Provided entries -

◆ ◆ ◆

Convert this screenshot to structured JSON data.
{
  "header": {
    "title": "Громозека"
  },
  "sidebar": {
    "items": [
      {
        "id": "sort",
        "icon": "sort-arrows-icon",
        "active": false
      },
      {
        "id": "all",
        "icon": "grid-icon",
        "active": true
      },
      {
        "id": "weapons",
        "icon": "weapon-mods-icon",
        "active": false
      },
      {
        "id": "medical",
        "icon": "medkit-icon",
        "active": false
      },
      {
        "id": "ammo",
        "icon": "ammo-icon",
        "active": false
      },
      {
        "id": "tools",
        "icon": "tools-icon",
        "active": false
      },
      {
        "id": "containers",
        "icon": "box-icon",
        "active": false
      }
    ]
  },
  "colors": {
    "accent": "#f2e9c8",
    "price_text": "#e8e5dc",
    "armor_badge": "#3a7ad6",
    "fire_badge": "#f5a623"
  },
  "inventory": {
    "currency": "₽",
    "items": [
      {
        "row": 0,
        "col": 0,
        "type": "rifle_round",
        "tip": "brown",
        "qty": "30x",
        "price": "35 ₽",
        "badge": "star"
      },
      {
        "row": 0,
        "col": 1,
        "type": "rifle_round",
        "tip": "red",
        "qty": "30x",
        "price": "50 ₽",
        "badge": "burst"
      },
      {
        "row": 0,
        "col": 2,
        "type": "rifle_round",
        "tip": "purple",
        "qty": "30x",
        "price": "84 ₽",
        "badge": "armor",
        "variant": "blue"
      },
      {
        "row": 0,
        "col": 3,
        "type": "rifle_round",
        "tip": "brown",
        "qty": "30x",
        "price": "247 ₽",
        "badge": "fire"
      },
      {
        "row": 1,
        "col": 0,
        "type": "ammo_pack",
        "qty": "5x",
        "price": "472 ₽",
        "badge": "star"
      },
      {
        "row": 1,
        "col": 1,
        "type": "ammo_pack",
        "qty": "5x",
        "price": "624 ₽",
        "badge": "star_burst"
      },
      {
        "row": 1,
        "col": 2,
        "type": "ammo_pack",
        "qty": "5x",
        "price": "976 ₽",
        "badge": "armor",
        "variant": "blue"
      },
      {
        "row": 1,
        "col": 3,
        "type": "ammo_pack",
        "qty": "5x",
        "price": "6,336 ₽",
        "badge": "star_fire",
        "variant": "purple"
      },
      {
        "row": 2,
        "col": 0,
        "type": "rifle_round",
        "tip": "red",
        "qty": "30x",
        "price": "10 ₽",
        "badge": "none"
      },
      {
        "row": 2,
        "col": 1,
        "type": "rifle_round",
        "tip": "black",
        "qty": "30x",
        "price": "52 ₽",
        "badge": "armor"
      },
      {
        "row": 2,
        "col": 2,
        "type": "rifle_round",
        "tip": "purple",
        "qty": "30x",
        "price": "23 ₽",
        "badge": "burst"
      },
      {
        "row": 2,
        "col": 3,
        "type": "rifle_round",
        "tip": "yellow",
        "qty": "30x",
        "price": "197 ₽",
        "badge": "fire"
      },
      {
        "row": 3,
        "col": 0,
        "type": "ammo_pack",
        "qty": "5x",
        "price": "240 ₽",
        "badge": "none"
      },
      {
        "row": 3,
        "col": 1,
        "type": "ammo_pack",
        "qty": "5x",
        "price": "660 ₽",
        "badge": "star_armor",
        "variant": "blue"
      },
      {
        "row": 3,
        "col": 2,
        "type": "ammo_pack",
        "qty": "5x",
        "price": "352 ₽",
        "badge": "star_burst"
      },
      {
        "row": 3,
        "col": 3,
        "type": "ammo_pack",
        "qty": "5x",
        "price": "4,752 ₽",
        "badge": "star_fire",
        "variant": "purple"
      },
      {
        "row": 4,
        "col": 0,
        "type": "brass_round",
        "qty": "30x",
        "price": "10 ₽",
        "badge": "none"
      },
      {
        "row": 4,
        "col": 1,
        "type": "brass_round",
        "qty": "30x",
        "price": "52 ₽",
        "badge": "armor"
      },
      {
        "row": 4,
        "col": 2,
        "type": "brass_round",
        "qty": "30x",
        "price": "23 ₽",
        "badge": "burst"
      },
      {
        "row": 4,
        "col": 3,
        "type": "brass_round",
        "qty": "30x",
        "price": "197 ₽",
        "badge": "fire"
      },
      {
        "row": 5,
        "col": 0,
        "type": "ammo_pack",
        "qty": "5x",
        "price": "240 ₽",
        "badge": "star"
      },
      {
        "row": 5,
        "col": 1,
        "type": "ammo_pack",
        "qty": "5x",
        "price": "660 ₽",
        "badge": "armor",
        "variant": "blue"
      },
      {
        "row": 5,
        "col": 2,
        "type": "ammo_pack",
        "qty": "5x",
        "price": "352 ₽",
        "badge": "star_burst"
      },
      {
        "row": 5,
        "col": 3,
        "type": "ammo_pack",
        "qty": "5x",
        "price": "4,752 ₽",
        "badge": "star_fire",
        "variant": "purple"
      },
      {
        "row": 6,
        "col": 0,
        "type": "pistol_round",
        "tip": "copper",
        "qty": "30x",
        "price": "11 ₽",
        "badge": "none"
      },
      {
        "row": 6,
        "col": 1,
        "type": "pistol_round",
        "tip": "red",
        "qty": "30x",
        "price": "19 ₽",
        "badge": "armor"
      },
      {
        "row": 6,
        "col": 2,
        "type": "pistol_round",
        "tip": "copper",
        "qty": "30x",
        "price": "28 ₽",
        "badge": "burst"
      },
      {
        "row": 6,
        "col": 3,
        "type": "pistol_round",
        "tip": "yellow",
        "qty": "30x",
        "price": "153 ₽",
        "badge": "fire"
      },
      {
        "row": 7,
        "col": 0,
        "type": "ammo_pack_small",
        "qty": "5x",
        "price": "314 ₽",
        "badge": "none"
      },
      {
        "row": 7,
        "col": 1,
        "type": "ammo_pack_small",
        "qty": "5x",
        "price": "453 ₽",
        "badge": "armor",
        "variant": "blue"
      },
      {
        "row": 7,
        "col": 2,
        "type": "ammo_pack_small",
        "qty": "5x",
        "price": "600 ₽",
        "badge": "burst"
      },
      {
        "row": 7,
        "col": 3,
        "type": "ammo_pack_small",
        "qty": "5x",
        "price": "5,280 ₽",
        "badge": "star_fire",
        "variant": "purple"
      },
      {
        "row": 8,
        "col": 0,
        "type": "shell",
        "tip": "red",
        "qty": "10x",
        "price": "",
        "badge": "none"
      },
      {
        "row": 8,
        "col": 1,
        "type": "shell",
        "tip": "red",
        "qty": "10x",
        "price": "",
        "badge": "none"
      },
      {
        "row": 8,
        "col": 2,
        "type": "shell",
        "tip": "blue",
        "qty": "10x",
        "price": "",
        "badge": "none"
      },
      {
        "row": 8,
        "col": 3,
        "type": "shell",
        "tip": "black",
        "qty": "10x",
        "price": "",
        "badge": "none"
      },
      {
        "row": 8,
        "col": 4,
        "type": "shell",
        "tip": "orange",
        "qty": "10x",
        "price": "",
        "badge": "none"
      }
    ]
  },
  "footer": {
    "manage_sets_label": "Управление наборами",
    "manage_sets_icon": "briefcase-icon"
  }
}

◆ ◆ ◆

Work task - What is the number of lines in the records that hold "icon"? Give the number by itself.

Response for this exercise - 8